**Data**
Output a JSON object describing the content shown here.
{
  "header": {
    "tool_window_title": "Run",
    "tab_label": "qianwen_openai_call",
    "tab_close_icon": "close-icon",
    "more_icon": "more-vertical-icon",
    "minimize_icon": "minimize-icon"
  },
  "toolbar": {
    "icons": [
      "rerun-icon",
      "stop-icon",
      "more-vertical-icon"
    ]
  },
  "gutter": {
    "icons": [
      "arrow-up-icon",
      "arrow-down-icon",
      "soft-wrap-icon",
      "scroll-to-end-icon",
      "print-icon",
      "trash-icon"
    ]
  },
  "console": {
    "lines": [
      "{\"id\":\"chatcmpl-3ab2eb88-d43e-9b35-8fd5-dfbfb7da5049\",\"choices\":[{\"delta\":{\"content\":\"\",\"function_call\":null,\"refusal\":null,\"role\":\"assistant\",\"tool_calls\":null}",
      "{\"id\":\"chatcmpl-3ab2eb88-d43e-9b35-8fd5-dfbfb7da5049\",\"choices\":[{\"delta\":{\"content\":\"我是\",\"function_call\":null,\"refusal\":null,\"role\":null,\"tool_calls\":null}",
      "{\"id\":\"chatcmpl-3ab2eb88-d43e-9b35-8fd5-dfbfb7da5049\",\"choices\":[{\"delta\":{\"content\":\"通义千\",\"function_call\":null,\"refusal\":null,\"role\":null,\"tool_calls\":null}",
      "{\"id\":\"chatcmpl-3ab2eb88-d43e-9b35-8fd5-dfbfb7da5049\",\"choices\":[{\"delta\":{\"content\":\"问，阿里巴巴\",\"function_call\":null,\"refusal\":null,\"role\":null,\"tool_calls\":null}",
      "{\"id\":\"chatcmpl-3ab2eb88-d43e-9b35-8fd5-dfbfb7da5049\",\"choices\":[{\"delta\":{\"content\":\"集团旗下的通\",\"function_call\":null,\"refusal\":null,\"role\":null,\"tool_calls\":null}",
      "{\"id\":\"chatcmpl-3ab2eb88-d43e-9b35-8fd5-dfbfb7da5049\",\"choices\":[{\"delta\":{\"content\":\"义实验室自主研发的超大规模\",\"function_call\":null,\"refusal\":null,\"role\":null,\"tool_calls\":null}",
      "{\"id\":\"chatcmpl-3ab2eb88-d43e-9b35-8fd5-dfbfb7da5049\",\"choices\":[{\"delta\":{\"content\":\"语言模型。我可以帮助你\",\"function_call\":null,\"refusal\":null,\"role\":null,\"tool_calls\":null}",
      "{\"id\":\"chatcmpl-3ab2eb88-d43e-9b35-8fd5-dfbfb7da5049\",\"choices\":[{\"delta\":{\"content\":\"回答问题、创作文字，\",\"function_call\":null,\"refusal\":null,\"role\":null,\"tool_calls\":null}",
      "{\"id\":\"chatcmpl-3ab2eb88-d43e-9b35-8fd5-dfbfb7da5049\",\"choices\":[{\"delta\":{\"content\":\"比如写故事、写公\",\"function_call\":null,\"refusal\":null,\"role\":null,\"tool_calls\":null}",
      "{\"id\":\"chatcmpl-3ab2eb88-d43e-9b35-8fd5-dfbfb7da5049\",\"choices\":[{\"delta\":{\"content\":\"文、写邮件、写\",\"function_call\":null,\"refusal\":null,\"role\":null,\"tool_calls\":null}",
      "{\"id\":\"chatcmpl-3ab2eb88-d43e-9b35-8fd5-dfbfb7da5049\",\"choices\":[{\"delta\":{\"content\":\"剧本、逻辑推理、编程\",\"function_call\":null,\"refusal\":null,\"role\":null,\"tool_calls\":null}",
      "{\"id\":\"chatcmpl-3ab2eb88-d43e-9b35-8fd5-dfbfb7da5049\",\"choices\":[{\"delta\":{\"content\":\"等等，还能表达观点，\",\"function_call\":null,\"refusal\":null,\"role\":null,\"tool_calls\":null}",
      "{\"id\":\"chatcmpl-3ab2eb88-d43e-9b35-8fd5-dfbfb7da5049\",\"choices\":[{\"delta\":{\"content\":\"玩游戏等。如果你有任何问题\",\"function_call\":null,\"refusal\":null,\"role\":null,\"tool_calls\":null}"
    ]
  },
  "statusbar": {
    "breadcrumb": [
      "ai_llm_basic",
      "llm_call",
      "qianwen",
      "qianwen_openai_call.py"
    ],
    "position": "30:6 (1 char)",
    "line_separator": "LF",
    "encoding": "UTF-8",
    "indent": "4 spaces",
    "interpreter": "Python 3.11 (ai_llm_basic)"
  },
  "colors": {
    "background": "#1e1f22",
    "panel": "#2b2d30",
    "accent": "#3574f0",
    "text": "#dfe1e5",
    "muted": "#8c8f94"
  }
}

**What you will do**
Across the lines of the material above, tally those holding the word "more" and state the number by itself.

**Problem solution**
2